Walk Softly and Carry a Big Pick
Several Northwest climbing groups, such as the Seattle-based Mountaineers, the Everett Mountaineers, and similar organizations, offer classes including alpine travel, glacier travel, avalanche danger assessment and rescue, crevasse-rescue skills, and technical climbing.
These classes are all relatively inexpensive and very thorough, says Palmer, and the necessary skills are relatively easy to learn. Climbing shops and professional mountain-guide services also offer individual lessons, although they are often more expensive than the clubs.
A glacier-travel course will teach you where glaciers are most likely to form and which types of landforms create crevasses when a glacier passed over them.
"They tend to split open over convex surfaces, so you can avoid them by learning where they have a tendency to form," Palmer says.
Glacier-travel classes also teach such cryptic-sounding skills as individual ice-ax arrest, team arrest, and several different systems for getting people out of glaciersincluding the single pulley and the z-pulley methods. Self-rescue skills are essential in case your rope mates are unable to pull you out.
"If you do fall, you've got to start rescuing yourself, because you don't know if anyone saw you go in," Palmer says. "You need the right equipment and skills, then you'll be in pretty good shape." Self-sufficiency is a cardinal rule in wilderness travel.

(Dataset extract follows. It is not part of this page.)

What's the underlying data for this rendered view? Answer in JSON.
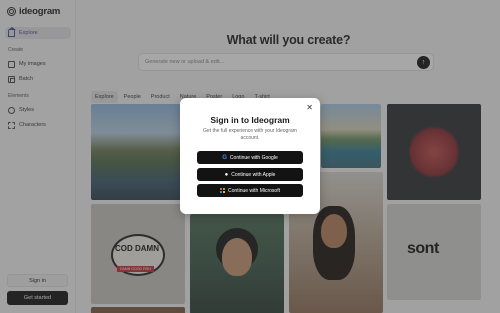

According to Palmer, the ideal number of people for safe glacier travel is two roped teams of three. With six people, should one fall into a crevasse, the roped-together partners might be able to haul him or her out without the use of more complicated techniques. The z-pulley system, Palmer says, is necessary for groups with only one team of three.
For climbers, a necessarily heavy backpack further complicates things.
"If you go in, the first thing you've got to do is bail your pack, but you can't lose it. It's got your tools in it. You've got to be able to peel it off and hang onto it," Palmer explains.
Essential tools for glacier travel include proper clothing, the ten essentials, a climbing rope, harness, snow anchors such as deadman anchors, pickets, ice screws, carabiners, stout boots with crampons, at least one ice ax, and ski poles. Brightly colored, lightweight wands can be used to mark a trail in the event of a whiteout. And that's just the minimum.
Details mentioned in this article were accurate at the time of publication